By now, the scientific puzzle was well and truly taking shape. There was clear evidence that CO2. was increasing in our atmosphere and that temperatures were increasing concurrently. Many independent lines of evidence were consistent with Arrhenius’ theory from over 60 years prior.

Throughout the latter half of the 20th century, this evidence continued to grow, increasing confidence in the theory that humans were affecting the climate. Scientists used high accuracy instruments to observe changes, reconstructed past climatic changes and also modelled the climate system using the fundamental laws of physics and chemistry.

At the same time, the number of alternative hypotheses about the observed warming declined.
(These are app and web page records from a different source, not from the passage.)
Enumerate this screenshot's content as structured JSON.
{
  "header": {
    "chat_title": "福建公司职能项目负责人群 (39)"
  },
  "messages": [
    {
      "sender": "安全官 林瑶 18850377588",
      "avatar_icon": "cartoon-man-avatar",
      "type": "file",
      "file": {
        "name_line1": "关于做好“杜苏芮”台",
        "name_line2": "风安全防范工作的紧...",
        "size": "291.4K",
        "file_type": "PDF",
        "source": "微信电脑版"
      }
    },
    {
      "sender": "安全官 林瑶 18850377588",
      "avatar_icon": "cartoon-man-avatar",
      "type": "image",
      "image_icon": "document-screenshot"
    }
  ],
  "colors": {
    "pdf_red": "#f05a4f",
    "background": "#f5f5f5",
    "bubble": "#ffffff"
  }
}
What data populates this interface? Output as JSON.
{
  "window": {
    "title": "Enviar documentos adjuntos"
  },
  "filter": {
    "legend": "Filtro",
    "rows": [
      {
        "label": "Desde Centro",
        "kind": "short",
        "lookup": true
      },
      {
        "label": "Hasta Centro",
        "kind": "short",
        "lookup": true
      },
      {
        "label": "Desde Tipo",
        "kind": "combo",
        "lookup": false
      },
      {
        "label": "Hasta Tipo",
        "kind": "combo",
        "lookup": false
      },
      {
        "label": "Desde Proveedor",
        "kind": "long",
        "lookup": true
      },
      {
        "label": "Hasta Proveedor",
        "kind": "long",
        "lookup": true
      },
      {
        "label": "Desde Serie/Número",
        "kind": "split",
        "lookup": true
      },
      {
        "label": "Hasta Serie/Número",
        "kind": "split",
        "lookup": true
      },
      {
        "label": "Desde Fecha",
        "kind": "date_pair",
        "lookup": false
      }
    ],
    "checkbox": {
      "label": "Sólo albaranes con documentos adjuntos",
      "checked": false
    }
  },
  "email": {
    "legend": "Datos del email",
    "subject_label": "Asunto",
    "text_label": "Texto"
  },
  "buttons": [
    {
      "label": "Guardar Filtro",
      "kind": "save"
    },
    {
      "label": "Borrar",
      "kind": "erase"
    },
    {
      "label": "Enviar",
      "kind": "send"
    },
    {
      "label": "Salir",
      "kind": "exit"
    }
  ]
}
While scientists were neatly putting together these puzzle pieces, they were also examining whether any other known process, besides human activities, could be responsible for the observed changes. Solar variations, volcanoes and other natural cycles were all systematically discounted.

From 1991 to 2011 alone, more than 4,000 additional pieces of the climate change puzzle were gathered. An estimated 97% of them fit the puzzle and were consistent with previous evidence. So of these 4,000 pieces, 3,880 pieces demonstrated that humans were having a noticeable and significant influence on our climate.

Trying to construct a puzzle is difficult and time consuming. You might lose a few pieces along the way, and sometimes some pieces just don’t fit. But as with any large puzzle, there comes a point where there are enough pieces, enough consistent evidence, to be able to resolve the picture.

The result of nearly 200 years of scientific endeavour is now a clear and recognisable picture of humans influencing the climate through the emission of greenhouse gases.